* I see they’re also listed on Great American Country and Discovery Channels. Not sure of schedules but I set the DVR to record the new ones and watch the others On Demand.* Thanks to whichever vintage house site on Instagram introduced me to these guys.
Daddy. Reverend Raymond D. Jones. Brother Ray.
Daddy was the sheriff of Mayberry with a deep Southern drawl and a Bible in his hand. Tall and good looking and enormously likable, he was in possession of both the strength and the patience of a natural leader.
Musical. Charismatic. Genuinely kind. Taught us to plant things, how to dig up baby potatoes, how to sing harmony in the car. The latter is important when what your family does is sing gospel harmony.
Daddy’s teaching methods were transparent but effective. To learn our parts, he started us off with the cowboy songs we loved and transitioned from Tumbling Tumbleweeds to What a Friend We Have In Jesus.
Headed to the radio station in Columbus Georgia, 1945. Sister Fern might not enjoy this photo of her with eyes closed and curls springing loose, but I like it. Sorry, Mother. We’ll make it up to you next Mother’s Day.
Love the show, the presenters, the annual visit to festivities on the other coast. In my opinion this is by far the cleverest award show. The opening number with Josh Groban and Sara Bareilles was worth the price of admission. Here at home there was fun finger food on the coffee table. Chicken, water chestnuts and I don’t know what all in those lettuce wraps. Tiny quiches, baby pizzas and other party bites we crave. Good show. Good viewing partners. Good food. Bring on the next award show.

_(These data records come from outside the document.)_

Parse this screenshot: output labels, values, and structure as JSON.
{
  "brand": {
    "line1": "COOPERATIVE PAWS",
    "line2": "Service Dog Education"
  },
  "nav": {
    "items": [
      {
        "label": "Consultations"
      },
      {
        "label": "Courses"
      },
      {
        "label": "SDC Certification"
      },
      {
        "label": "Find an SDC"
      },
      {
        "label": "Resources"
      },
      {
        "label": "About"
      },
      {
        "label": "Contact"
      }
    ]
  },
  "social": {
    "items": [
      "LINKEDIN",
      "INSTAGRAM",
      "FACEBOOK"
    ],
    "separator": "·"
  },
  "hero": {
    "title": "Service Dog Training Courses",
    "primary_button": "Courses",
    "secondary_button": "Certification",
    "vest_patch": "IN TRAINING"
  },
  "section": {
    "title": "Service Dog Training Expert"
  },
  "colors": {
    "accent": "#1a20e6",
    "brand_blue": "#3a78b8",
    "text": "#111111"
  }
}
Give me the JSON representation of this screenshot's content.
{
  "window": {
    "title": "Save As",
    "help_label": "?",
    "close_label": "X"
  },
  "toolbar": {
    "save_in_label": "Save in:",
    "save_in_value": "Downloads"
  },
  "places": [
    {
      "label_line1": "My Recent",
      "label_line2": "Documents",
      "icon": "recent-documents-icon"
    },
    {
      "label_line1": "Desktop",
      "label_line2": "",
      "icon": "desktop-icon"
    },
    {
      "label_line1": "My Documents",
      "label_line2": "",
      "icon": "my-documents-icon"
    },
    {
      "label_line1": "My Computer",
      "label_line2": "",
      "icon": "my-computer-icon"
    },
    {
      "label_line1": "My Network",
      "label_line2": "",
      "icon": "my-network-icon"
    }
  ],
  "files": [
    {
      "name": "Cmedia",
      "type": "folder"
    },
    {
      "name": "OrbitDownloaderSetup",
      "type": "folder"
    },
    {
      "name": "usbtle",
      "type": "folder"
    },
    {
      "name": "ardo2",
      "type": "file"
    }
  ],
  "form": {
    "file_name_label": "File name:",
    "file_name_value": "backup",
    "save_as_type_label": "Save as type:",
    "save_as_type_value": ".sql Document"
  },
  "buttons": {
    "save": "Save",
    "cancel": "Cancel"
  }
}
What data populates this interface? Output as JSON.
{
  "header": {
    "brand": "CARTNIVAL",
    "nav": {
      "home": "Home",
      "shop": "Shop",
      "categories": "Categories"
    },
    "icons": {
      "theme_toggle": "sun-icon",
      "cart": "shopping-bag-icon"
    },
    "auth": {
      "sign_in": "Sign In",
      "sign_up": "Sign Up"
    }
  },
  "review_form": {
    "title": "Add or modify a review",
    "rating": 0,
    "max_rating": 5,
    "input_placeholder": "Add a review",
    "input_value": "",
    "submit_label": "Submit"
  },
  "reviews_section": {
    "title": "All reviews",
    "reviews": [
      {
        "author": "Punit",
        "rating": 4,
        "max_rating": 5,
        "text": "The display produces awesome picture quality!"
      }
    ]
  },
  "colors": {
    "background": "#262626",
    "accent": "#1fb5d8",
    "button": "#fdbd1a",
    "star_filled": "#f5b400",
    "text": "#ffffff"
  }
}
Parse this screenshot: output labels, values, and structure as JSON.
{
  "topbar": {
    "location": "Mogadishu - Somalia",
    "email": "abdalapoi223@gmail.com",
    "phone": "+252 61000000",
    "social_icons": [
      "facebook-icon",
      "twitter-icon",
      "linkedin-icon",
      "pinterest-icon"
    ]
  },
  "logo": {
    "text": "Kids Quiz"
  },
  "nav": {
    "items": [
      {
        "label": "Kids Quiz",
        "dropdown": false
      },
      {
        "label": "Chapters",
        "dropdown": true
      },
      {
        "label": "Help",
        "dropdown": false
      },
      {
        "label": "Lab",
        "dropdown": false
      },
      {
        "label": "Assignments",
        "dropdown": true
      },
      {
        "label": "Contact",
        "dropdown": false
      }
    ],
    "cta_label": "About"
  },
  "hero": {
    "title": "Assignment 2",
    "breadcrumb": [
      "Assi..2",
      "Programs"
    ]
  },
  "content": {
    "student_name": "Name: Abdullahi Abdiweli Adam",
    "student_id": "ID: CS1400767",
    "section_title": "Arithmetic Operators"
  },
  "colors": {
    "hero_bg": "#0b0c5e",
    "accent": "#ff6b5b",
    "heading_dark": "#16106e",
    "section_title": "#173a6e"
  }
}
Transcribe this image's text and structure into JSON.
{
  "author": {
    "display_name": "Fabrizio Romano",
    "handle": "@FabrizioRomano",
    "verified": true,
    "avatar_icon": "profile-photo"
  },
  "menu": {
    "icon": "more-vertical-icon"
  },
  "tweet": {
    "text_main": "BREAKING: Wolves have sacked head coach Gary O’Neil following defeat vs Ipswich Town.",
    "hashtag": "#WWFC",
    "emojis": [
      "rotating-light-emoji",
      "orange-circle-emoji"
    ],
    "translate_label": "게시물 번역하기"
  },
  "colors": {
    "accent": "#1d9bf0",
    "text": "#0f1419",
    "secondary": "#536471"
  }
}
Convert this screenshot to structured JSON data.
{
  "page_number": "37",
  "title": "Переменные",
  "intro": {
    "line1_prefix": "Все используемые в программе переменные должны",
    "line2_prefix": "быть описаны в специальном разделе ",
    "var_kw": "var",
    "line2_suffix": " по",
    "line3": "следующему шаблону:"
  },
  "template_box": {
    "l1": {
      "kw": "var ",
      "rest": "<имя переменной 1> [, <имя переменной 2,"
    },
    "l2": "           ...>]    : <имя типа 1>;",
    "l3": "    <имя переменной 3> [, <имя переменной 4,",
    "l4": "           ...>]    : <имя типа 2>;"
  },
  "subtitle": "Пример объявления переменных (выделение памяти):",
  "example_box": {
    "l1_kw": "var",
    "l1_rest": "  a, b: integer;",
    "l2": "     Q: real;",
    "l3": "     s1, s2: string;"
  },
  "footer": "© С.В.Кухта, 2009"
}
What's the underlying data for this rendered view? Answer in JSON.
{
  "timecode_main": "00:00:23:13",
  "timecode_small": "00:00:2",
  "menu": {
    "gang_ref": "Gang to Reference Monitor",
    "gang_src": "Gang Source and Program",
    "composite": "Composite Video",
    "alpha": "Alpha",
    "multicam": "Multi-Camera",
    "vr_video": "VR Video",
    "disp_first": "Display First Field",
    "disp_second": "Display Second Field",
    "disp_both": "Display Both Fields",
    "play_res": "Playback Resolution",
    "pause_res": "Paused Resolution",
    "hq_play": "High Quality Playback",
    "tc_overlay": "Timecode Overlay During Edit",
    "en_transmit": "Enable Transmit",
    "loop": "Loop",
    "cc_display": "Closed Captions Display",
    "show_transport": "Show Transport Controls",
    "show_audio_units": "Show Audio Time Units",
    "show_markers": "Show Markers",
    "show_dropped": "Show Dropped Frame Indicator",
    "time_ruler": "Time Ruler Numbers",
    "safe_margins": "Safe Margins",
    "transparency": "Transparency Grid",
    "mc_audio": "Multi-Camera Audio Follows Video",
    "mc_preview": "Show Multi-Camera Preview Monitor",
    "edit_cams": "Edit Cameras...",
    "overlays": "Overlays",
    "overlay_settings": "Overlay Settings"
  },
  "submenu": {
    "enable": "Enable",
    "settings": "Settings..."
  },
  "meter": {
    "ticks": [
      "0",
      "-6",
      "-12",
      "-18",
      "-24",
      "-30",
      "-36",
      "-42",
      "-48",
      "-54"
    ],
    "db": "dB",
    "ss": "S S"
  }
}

Moving clothes around for summer. How many blue denim shirts does a person need? Evidently this many. All are years old. They never go to storage. They’re in the closet all seasons. Five are for everyday. The top one’s church denim. Note ruffles and fancy stitching. Denim love means never having to say “enough.”
I started wearing men’s shirts in my teens, adopting the ones Daddy was ready to toss. From then on, a bit of fading and a few worn-thin spots never bothered me. On to vintage stores and thrift shops in every town I head first to the men’s racks to find old denim.
It’s a safe enough addiction/hobby for now. At some magic number in the future, maybe I’ll stop and reconsider, but not today.
Tony Awards are Sunday, June 10th and I wonder which platters will fill the coffee table by late afternoon. We munch our way through awards shows and special events. The person who plans the menus (daughter) is a passionate cook who likes to experiment. She reads every food publication (only a slight exaggeration) and watches Food Network and Cooking Channel, then surprises us with her choices. Anyone wandering by is welcome to fill a plate, even if you don’t stay for the show.
Grammys, Emmys, Oscars, the Super Bowl, all get special bites. These appetizers become Sunday supper. We grazed our way through the Billboard Music Awards recently (picture above) with a menu featuring flatbreads with various toppings and nachos with chunky goodness sprinkled all over. The small bowl held a lime crema for drizzling. (Food Network recipe, Guy Fieri’s, she said.)
My favorites are Jalapeno Bites. They’re snappy little creamy things, cheesy and puffy. I could finish a whole platter myself. They showed up on Mother’s Day and were gone in minutes. (Recipe from Trisha Yearwood.)
The Tonys are special. I never miss a minute. I’ll be in the big red chair ready for grazing.